**Stored items**.
>>>>>
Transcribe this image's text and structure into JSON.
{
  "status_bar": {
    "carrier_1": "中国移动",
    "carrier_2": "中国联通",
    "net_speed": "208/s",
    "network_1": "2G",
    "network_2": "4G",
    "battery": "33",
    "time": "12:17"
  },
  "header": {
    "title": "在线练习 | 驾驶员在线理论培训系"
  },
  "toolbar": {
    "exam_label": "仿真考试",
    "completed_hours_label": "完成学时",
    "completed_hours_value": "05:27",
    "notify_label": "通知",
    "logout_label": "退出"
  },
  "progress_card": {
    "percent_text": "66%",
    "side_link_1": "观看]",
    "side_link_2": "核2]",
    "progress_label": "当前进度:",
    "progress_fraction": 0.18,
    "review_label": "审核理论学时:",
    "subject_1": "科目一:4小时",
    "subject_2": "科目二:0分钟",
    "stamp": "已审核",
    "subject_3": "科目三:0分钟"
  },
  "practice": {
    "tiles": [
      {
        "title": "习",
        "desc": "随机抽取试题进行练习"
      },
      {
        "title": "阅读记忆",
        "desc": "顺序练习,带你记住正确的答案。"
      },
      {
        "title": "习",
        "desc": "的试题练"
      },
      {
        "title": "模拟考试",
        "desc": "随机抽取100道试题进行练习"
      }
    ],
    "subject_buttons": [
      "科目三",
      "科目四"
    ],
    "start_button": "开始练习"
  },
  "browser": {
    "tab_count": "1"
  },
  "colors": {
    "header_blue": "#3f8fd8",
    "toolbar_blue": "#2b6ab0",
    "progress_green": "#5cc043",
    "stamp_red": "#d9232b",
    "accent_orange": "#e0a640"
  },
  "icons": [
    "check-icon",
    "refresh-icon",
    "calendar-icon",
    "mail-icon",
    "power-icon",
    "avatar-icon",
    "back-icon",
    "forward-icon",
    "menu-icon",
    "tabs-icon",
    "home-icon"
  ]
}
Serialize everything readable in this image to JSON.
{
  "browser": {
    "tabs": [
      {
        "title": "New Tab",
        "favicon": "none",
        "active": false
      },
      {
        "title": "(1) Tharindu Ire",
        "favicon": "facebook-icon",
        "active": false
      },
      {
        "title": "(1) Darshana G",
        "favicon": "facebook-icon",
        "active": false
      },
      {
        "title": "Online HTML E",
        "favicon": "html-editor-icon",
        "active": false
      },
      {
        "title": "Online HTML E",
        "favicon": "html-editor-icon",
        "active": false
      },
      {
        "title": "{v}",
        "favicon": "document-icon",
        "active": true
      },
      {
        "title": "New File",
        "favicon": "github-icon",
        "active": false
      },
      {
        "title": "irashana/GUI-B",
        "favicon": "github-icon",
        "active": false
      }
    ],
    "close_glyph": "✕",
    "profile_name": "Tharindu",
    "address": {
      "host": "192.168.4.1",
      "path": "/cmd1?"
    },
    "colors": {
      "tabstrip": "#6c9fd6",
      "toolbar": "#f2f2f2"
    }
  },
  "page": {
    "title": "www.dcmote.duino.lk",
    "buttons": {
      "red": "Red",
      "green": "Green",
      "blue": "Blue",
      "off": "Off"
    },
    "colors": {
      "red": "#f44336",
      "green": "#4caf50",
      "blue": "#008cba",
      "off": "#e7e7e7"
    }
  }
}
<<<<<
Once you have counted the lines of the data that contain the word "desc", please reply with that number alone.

4